I was having a chat with my son who had just started high school.
They were developing a design for a sweatshirt to wear to a national secondary schools cross country running event.
I was delighted to see my son be in the team and be involved at such an early stage of his time at the school.
Even more enlightening was his attitude towards the sweatshirt design.
As he enthusiastically described the approach to me he stated that ”this bit of the design goes here, this bit goes here, and our school crest goes here (patting the left side of his chest) – because that’s where your heart is.”
“Because that’s where your heart is…”
It really made me think.
He’d been at the school for just a couple of months.
He’s not being paid to be there. Not being made to go there.
Yet he has such a strong sense of belonging.
There has got to be some lessons for businesses in there. Businesses that have disaffected, disengaged staff (who are paid to be there), but have got no connection to what they do, the business they do it for, or the customers they ultimately provide for.
Businesses often talk about buy-in from internal teams. And they can use enormous amounts of resource trying to persuade them to buy in to the corporate ethos/company culture – often developed from the outside and expected to be picked up and ‘owned’ by internal teams.
Is that the right approach?
What about this sense of connection and belonging that a young teenage boy feels without being asked to.
How does that come about?
There are lessons to be learned from schools.
Lessons of encouragement, of inclusion, of inspiration, of carrying the torch and of setting a standard to which everyone understands and wants to help be a part of.
I know my son is immensely proud of the school he goes to (a public, not a private school) and it goes a long way towards defining who and what he sees himself as.
The approach by his school gives students a solid, supportive platform on which to build themselves and of which they feel a very strong connection to.

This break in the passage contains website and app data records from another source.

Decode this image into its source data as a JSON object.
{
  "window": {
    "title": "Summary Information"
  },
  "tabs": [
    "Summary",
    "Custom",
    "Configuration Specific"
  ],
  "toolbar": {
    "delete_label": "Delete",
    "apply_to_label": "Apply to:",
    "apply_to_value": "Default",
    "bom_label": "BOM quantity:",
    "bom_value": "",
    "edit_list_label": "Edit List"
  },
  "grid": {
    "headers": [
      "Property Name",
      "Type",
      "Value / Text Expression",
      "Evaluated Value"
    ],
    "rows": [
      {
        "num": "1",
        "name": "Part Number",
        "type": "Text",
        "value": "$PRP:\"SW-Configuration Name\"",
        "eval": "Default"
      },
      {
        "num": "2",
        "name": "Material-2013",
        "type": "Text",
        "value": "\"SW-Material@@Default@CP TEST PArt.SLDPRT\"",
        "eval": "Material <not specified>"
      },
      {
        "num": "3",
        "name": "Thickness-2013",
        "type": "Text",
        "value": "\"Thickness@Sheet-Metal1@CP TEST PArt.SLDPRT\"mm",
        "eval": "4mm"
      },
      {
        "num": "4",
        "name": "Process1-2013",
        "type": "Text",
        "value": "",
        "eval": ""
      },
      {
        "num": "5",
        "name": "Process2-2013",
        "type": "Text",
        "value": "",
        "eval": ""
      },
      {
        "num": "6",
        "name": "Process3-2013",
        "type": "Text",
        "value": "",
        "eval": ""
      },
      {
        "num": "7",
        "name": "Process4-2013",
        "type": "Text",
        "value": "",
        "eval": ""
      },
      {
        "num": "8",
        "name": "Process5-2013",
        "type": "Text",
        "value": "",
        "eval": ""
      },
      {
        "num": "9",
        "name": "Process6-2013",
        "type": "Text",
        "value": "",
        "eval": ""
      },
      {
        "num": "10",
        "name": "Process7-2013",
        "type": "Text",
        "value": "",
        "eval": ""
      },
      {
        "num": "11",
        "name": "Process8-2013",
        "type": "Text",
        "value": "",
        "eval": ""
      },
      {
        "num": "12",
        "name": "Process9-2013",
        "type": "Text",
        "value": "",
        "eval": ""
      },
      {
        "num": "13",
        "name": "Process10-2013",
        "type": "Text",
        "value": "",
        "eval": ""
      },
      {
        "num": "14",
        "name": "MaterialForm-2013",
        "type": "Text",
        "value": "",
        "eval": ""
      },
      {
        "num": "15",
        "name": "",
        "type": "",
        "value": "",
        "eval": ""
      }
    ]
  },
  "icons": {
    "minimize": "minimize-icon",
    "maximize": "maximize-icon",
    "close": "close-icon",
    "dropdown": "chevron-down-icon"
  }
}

Why does this need to stop when we start work?
Perhaps businesses could look towards schools, look at what they do to create a culture of inclusion, support and inspiration. Not insisting on buy-in, but promoting a strong sense of belonging, no matter what your position, your skill set, background, aspirations or ethnicity.
Start with developing a sense of belonging and no-one needs to buy-in.